● **HOW TO COMPLETE THIS TASK**
Write out each line of the entries below that holds the word "JSON".

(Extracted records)
+--
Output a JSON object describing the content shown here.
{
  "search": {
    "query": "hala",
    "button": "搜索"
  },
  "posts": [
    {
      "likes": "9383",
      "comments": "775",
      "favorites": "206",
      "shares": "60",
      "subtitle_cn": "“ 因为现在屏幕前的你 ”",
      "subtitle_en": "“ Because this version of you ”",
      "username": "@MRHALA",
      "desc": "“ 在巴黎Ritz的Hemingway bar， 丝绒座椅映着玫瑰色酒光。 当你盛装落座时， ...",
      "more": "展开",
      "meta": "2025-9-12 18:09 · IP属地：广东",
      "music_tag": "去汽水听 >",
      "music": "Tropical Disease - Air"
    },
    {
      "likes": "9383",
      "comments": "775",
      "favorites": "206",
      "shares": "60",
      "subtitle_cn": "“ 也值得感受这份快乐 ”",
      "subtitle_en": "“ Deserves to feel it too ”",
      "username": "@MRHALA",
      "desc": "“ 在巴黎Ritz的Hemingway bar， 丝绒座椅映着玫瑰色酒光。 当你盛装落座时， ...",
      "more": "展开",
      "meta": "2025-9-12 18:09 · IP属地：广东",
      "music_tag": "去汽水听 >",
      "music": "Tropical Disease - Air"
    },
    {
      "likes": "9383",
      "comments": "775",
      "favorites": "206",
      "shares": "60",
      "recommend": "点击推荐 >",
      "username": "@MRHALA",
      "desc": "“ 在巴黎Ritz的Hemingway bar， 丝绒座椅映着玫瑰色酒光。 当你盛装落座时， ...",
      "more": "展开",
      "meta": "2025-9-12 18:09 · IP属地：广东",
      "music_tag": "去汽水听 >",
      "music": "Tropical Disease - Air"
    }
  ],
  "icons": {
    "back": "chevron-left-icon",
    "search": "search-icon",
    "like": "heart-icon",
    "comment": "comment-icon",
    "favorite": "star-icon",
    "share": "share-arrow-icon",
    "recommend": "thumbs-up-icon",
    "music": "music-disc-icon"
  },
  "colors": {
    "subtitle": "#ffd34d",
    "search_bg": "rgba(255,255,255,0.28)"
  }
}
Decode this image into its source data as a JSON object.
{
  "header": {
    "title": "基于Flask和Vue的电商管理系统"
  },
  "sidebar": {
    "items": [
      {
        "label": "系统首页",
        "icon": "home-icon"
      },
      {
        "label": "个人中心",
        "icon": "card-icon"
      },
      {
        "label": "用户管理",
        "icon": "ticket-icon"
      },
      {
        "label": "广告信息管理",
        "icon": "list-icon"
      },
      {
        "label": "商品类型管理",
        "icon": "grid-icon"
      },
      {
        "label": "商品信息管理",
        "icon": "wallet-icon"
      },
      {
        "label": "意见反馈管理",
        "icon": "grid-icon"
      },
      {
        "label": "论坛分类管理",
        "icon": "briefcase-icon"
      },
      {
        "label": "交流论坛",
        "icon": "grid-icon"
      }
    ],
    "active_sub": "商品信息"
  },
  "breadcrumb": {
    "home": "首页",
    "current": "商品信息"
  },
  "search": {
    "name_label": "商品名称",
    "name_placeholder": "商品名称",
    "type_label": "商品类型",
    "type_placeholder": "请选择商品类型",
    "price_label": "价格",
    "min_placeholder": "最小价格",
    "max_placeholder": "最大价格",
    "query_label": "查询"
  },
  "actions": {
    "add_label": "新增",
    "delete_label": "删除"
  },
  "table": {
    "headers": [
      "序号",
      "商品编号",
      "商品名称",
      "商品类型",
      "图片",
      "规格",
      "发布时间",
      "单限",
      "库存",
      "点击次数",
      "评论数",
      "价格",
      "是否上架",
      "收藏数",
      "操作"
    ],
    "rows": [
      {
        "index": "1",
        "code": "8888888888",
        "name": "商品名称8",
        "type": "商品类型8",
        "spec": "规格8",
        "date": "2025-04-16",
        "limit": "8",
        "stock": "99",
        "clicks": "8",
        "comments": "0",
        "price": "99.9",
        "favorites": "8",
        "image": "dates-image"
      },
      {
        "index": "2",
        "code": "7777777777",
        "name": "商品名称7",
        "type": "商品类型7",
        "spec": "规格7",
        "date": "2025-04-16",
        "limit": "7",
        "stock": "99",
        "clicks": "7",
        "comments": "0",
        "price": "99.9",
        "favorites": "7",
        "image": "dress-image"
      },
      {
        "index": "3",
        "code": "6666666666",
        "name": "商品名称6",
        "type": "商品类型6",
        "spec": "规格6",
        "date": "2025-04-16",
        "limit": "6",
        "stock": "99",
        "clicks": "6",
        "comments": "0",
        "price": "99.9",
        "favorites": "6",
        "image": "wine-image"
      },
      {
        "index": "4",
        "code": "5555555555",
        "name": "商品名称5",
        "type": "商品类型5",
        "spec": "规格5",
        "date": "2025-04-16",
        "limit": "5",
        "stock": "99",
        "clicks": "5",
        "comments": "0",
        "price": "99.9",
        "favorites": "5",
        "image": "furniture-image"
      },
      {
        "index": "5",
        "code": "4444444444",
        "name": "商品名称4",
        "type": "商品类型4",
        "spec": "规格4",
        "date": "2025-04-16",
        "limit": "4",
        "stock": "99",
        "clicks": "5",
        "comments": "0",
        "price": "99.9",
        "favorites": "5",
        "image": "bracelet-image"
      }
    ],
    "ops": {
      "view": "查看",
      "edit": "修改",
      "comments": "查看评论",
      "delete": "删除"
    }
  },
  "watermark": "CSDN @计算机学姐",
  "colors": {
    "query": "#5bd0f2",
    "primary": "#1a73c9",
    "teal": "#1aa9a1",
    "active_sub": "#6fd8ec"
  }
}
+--
● **WORKED SOLUTION**
Output a JSON object describing the content shown here.
Decode this image into its source data as a JSON object.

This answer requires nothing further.